First, the good news. The UK and Europe is the fastest-growing region for animation production, according to the latest available research. Both the Asia/Pacific market – traditionally strong due to its manga heritage and grunt work for Western animation houses – and the US have floundered of late, leaving the plucky Brits and our cousins on the Continent to pick up the slack. If the trend continues, Europe will soon overtake Asia in terms of animation might, and become the second-biggest player in the world of Loony Toons and Disney.
Yet facts, figures, cartoon anvils, and Homer Simpson aside, one key finding by the Roncarelli Report is sure to send shivers down the spines of traditional 2D cel animators: there really aren’t that many of you left. In fact, 2D cel animation is not only dying in the mainstream cinema – as Disney has testified by dropping all future 2D production – but it’s dropping off at all levels.
According to the research, over 94 per cent of animation is now created by 3D software tools – leaving a lowly minority of just six per cent of animation carried out in 2D space.
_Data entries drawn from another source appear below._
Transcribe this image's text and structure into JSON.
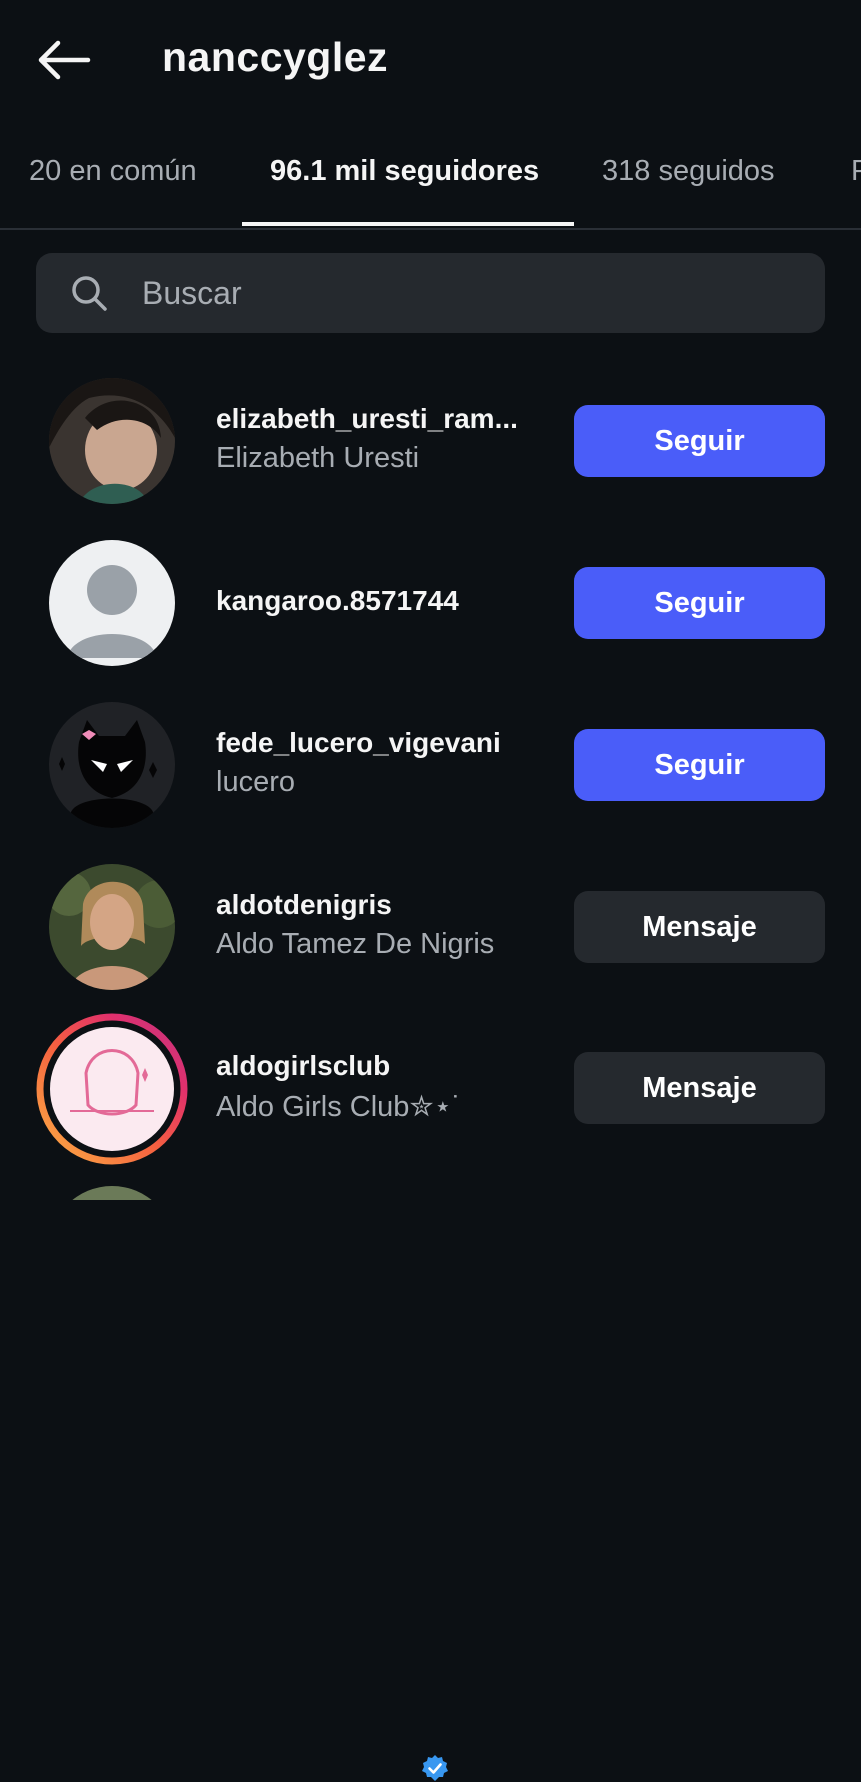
{
  "header": {
    "title": "nanccyglez",
    "back_icon": "arrow-left-icon"
  },
  "tabs": [
    {
      "label": "20 en común",
      "active": false
    },
    {
      "label": "96.1 mil seguidores",
      "active": true
    },
    {
      "label": "318 seguidos",
      "active": false
    },
    {
      "label": "P",
      "active": false
    }
  ],
  "search": {
    "placeholder": "Buscar",
    "value": "",
    "icon": "search-icon"
  },
  "colors": {
    "background": "#0c1014",
    "follow_button": "#4a5df9",
    "message_button": "#25292e",
    "verified": "#3897f0",
    "secondary_text": "#a8adb3"
  },
  "followers": [
    {
      "username": "elizabeth_uresti_ram...",
      "full_name": "Elizabeth Uresti",
      "action": "Seguir",
      "verified": false
    },
    {
      "username": "kangaroo.8571744",
      "full_name": "",
      "action": "Seguir",
      "verified": false
    },
    {
      "username": "fede_lucero_vigevani",
      "full_name": "lucero",
      "action": "Seguir",
      "verified": false
    },
    {
      "username": "aldotdenigris",
      "full_name": "Aldo Tamez De Nigris",
      "action": "Mensaje",
      "verified": true
    },
    {
      "username": "aldogirlsclub",
      "full_name": "Aldo Girls Club✮⋆˙",
      "action": "Mensaje",
      "verified": false,
      "has_story_ring": true
    }
  ]
}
It’s a shockingly small amount – comprising, at a guess, of episodes of The Simpsons, a few retro cartoons of Betty Boop, and a haggard ‘toon version of a waitressing Penelope Pitstop.
The industry may be heatedly debating whether or not 2D is dead, but this is the first time that hard evidence has been produced by a forensics team at the scene of the crime. 2D is DOA.
Yet, much in the way we hope bug-eyed life will be found living it up under the rocks on Mars, traditional cel-animation is clinging on to its existence. Take Flash movies, for example. There is a booming culture of creating animated shorts – and even a yearly Flash Film Festival, operating much like the Sundance Festival does for films. Flash is mostly a cel affair, although the addition of video has diluted this somewhat, but
it may prove the last stand for 2D animation as we know it.
Good new for Mac users. The report says that while Mac adoption has slowed in animation studios, the Aquafied ones account for nearly 20 per cent of workstations used to create commercial animation. OK, so Steve Jobs might be the owner of Pixar and CEO of Apple, so we can strike five per cent off the tally right there, but it’s an impressive statistic none-the-less.
So what’s driving the 3D revolution? The slashing of prices by the big 3D vendors – Alias, NewTek, Softimage, and the like – is paying dividends, with companies investing in polygons over digital pencils. It means, also, that studios can expect to get a better return on investment as the market is predicted to grow by 7.5 per cent over the next two years.
The debate over the demise of traditional 2D has raged for years – but the march of 3D now seems unstoppable. Movie audiences love Shrek 2 and company, while corporate 3D work, such as building walkthroughs and 3D manuals are witnessing a growth spurt, according to the report.
All that’s left, it seems, is for Penelope Pitstop to get a silcon make-over in the shape of a polygon facelift, and you can wave goodbye to 2D. Shame, really.